  • Metro311.

Concerns about location of a small/mini cell:

  • The provider must be notified first! Call the contact listed in the notice letter provided by the service provider and make your comments known clearly and in detail. One of the providers, Verizon, has created a website for this purpose. 
  • Department of Public Works by phone at 574-3121 or by email

Concerns about impacts to historic properties: 

  • As part of the 106 review process (see item 2.c.i above) interested citizens may request to become a “consulting party.” You can request to become a “consulting party” through the State Historic Preservation Office (SHPO) or the provider directly. For small cells and other telecommunications projects, contact Gabrielle Fernandez at (502) 892-3623 or visit their website
  • For local Landmarks concerns contact Metro Preservation Officer Cynthia Elmore at 574-2868 or by email. Cynthia is also a great resource for questions about historic reviews and the 106 process.

JCPS Virtual Summer Programming


and Meal Sites

While this wasn’t the end of the school year we’ve all come to expect, it is certainly one for the history books, and we’ve been constantly amazed at how our students, staff and families created innovative ways to keep learning.

Now that school is out for summer break, JCPS is offering multiple summer learning opportunities to continue engaging and supporting students.  The programs are being held as virtual experiences, although the district will make every effort to host face-to-face learning late in the summer if circumstances change:

  • Summer League, June 22-July 31, is open to students in grades 1-12 and is designed with the appeal of video game-based learning in mind.
  • Lit & Camps, beginning mid-June, are designed for third-, fourth- and fifth-graders, offering campers the opportunity to learn about chess, yoga, karate, hip hop and fencing.
  • AMPED, beginning mid-June, is designed for students in grade 6 and up and will teach students how to download and install audio production and editing software and how to make, edit and publish beats.

To learn more about the programs, go to our website.
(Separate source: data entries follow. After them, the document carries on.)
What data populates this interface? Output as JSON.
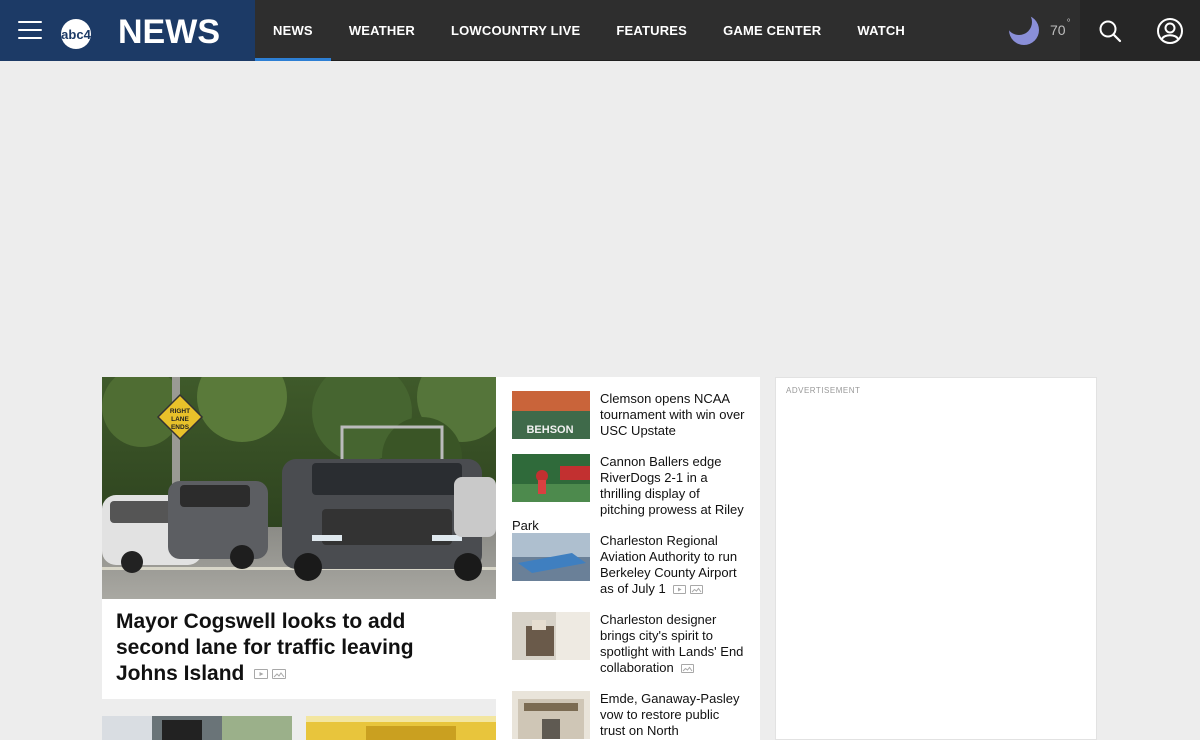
{
  "header": {
    "logo_text": "NEWS",
    "logo_badge": "abc4",
    "nav": [
      {
        "label": "NEWS",
        "active": true
      },
      {
        "label": "WEATHER",
        "active": false
      },
      {
        "label": "LOWCOUNTRY LIVE",
        "active": false
      },
      {
        "label": "FEATURES",
        "active": false
      },
      {
        "label": "GAME CENTER",
        "active": false
      },
      {
        "label": "WATCH",
        "active": false
      }
    ],
    "weather": {
      "temp": "70",
      "degree": "°",
      "icon": "moon-icon"
    },
    "colors": {
      "brand_bg": "#1c3a66",
      "header_bg": "#2e2e2e",
      "active_underline": "#2d7fd4"
    }
  },
  "lead": {
    "headline": "Mayor Cogswell looks to add second lane for traffic leaving Johns Island",
    "sign_text": [
      "RIGHT",
      "LANE",
      "ENDS"
    ],
    "media": [
      "video-icon",
      "gallery-icon"
    ]
  },
  "stories": [
    {
      "title": "Clemson opens NCAA tournament with win over USC Upstate",
      "media": []
    },
    {
      "title": "Cannon Ballers edge RiverDogs 2-1 in a thrilling display of pitching prowess at Riley Park",
      "media": []
    },
    {
      "title": "Charleston Regional Aviation Authority to run Berkeley County Airport as of July 1",
      "media": [
        "video-icon",
        "gallery-icon"
      ]
    },
    {
      "title": "Charleston designer brings city's spirit to spotlight with Lands' End collaboration",
      "media": [
        "gallery-icon"
      ]
    },
    {
      "title": "Emde, Ganaway-Pasley vow to restore public trust on North",
      "media": []
    }
  ],
  "ad": {
    "label": "ADVERTISEMENT"
  }
}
We’ll be posting updates and ways to access the experiences on this site.

In order to support these learning opportunities, students who received Chromebooks and/or hotspots from the district will keep those throughout the summer.
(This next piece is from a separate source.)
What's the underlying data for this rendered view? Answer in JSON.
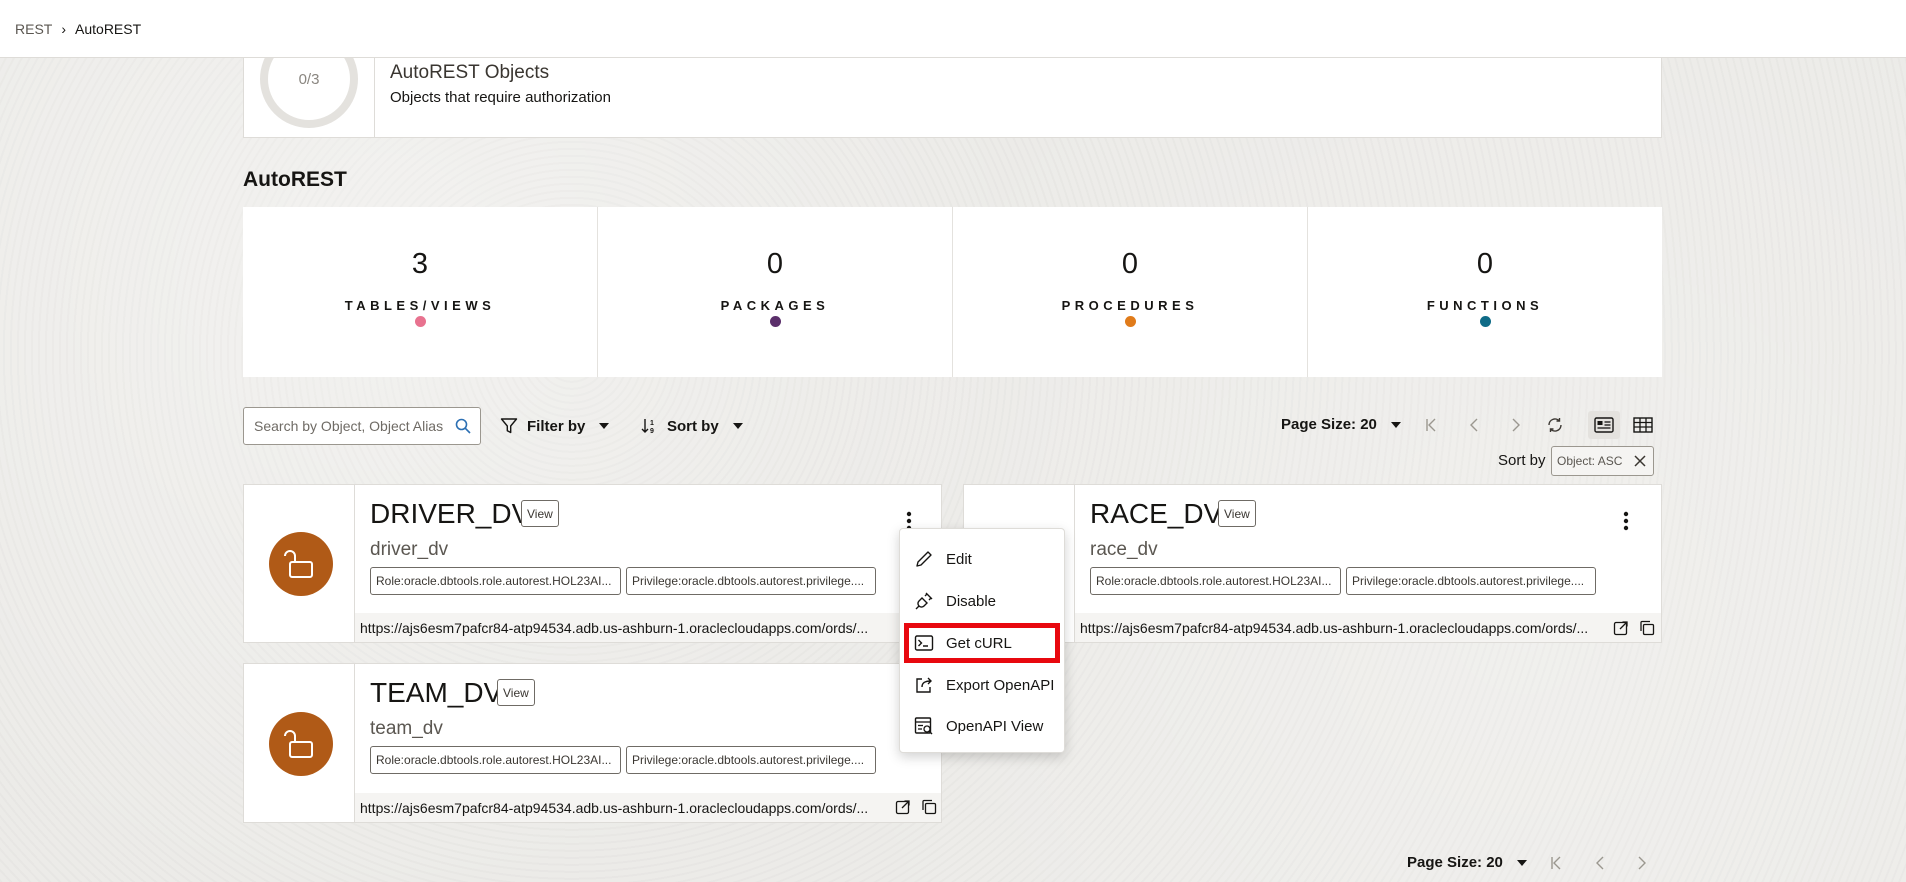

Meal sites will continue to be open throughout the summer on the same Monday-Wednesday-Friday schedule, with additional mobile sites that started Monday, June 1.   For a list of sites and times, click here.

public notice

Alcoholic Beverage License Notifications


Zoning Change Notice


Neighborhood Meetingletter


How Long Does the Virus Live on Surfaces?


COVID-19 Four-Step Plan


COVID-19: Clean Home & Safe Pets


just for fun

Figure of Speech Puzzle



Answers are Below...

Tune in to View Metro Council Meetings

city hall

NOTICE: All Metro Council meetings are carried live on Metro TV, Spectrum Cable Channel 184 and  U-verse Channel 99.

The meetings are also available online at the Metro Council home page at http://louisvilleky.gov/government/metro-council/metro-council-clerk. Click on the“Watch Meetings Online” button.  

OR access prior or current meetings here:


Agendas for these meetings can be viewed using the following link:



  1. Time flies
  2. An ace up your sleeve
  3. Spill the beans
  4. Cat got your tongue
  5. Got the cat by the tail
  6. Kick the bucket
  7. Born with a silver spoon in the mouth
  8. Don’t carry all your eggs in one basket
  9. Wear your heart on your sleeve
  10. Keep your cards close to your chest
  11. Nail on the head
  12. Loose screw
  13. Cold feet
  14. Something fishy
  15. Fish out of water
  16. Tie the knot
  17. Living in your shadow
  18. Piece of cake
  19. Bird brain
  20. Cherry on top
  21. Chalk & cheese
  22. Knock your socks off
  23. Red herring
  24. An earworm 
  25. In a nutshell
  26. On a silver platter
  27. On the wings of time


  1. Pull up your socks
  2. Rags to Riches
  3. Shadow of his former self
  4. Don’t count your chickens before they hatch
  5. Put your best foot forward
  6. Hard nut to crack